_Aim of the task_
Scan the entries below for the word "addr". Copy out every line in which it occurs.

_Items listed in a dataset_
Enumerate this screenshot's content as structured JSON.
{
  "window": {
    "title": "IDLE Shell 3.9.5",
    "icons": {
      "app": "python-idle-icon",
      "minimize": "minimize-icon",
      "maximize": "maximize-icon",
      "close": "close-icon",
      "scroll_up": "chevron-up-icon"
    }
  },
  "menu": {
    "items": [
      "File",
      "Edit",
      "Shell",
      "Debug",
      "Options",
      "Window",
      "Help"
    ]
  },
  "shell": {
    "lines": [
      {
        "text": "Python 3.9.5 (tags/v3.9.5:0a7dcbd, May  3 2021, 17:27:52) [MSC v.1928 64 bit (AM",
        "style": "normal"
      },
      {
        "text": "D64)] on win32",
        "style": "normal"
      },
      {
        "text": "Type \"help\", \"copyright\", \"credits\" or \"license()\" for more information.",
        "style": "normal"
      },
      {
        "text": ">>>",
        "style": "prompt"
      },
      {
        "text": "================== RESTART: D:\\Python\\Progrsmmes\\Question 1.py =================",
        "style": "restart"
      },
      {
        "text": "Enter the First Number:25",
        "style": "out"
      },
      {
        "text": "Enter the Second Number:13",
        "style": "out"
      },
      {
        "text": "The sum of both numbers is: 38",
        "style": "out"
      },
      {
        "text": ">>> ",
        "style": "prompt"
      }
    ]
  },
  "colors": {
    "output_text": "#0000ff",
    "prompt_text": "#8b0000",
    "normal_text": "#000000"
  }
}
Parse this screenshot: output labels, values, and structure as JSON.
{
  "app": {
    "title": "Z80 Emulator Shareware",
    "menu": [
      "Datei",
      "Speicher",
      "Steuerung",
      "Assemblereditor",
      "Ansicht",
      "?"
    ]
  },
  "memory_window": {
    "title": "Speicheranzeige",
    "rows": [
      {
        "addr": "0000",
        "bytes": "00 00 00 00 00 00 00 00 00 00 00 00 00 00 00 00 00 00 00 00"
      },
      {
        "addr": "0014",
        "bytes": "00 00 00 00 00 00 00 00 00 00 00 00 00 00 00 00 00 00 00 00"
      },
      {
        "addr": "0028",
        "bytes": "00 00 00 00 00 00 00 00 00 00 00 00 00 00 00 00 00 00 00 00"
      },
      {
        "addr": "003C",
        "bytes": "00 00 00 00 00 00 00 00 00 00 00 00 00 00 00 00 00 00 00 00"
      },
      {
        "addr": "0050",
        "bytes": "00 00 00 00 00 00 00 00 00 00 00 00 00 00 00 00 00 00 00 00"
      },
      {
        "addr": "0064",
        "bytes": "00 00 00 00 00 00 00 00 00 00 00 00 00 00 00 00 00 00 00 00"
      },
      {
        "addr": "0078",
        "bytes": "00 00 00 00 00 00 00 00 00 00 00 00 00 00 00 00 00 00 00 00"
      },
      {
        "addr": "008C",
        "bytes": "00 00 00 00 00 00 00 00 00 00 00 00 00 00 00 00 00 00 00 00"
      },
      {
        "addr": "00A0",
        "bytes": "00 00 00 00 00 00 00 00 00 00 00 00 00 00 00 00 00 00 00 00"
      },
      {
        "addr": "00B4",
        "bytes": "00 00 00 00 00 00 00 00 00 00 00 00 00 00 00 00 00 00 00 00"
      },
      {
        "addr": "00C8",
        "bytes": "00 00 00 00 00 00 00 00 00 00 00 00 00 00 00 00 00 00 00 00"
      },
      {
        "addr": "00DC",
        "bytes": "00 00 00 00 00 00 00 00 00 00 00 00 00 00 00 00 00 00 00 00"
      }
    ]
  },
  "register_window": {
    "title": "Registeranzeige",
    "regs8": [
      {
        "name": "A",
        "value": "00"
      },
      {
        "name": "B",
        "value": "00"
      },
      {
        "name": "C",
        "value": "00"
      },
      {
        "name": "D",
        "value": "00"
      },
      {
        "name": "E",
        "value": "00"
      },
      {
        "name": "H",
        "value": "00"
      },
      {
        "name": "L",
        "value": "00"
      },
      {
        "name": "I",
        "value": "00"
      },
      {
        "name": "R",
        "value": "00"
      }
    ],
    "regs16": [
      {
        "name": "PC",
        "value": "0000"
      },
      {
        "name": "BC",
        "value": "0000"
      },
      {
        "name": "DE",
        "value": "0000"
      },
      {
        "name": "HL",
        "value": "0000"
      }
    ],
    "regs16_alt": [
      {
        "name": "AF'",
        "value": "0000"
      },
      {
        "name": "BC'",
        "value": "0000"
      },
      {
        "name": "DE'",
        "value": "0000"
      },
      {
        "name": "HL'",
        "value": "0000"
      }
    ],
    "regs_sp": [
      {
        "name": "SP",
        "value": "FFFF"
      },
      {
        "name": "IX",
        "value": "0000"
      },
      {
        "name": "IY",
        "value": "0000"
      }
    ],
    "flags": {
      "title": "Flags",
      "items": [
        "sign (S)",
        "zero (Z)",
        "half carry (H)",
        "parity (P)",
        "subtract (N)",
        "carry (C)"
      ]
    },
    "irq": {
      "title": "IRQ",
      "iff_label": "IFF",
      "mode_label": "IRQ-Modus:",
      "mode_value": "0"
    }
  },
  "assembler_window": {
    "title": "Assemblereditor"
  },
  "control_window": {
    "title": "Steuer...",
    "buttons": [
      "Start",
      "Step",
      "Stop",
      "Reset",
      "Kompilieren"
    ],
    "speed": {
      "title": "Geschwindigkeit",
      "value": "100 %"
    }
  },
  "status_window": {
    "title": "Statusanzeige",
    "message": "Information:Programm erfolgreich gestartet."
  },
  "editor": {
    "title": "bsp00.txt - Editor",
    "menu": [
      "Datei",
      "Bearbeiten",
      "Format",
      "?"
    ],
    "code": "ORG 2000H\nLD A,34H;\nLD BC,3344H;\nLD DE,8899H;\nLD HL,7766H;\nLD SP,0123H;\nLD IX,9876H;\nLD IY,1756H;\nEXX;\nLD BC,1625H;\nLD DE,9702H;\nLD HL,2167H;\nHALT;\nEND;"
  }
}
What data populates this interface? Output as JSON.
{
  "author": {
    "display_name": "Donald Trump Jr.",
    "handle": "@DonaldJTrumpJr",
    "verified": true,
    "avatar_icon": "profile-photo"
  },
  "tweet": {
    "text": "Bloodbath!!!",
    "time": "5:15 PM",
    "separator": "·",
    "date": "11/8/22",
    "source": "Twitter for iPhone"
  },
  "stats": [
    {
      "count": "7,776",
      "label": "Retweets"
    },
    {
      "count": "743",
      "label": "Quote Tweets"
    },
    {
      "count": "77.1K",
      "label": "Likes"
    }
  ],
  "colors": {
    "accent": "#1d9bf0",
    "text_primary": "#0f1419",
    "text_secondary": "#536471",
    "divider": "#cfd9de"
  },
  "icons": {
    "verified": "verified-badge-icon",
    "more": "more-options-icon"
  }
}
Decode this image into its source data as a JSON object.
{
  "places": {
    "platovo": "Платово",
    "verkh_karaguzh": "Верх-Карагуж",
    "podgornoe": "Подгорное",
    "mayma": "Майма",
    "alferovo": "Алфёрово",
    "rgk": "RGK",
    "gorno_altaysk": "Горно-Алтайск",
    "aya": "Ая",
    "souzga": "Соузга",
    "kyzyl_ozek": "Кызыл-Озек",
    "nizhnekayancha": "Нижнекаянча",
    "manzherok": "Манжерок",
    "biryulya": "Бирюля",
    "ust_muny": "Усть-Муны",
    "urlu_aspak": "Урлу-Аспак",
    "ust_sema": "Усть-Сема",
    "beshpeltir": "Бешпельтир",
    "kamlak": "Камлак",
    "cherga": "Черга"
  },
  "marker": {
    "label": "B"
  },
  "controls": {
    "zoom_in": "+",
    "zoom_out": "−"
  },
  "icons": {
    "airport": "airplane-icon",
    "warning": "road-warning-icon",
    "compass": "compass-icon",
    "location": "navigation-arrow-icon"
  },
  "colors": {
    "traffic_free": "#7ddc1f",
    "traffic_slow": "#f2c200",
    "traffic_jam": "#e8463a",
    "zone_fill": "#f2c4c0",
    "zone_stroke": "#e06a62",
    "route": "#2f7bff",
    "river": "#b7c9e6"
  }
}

_Result of the exercise_
        "addr": "0000",
        "addr": "0014",
        "addr": "0028",
        "addr": "003C",
        "addr": "0050",
        "addr": "0064",
        "addr": "0078",
        "addr": "008C",
        "addr": "00A0",
        "addr": "00B4",
        "addr": "00C8",
        "addr": "00DC",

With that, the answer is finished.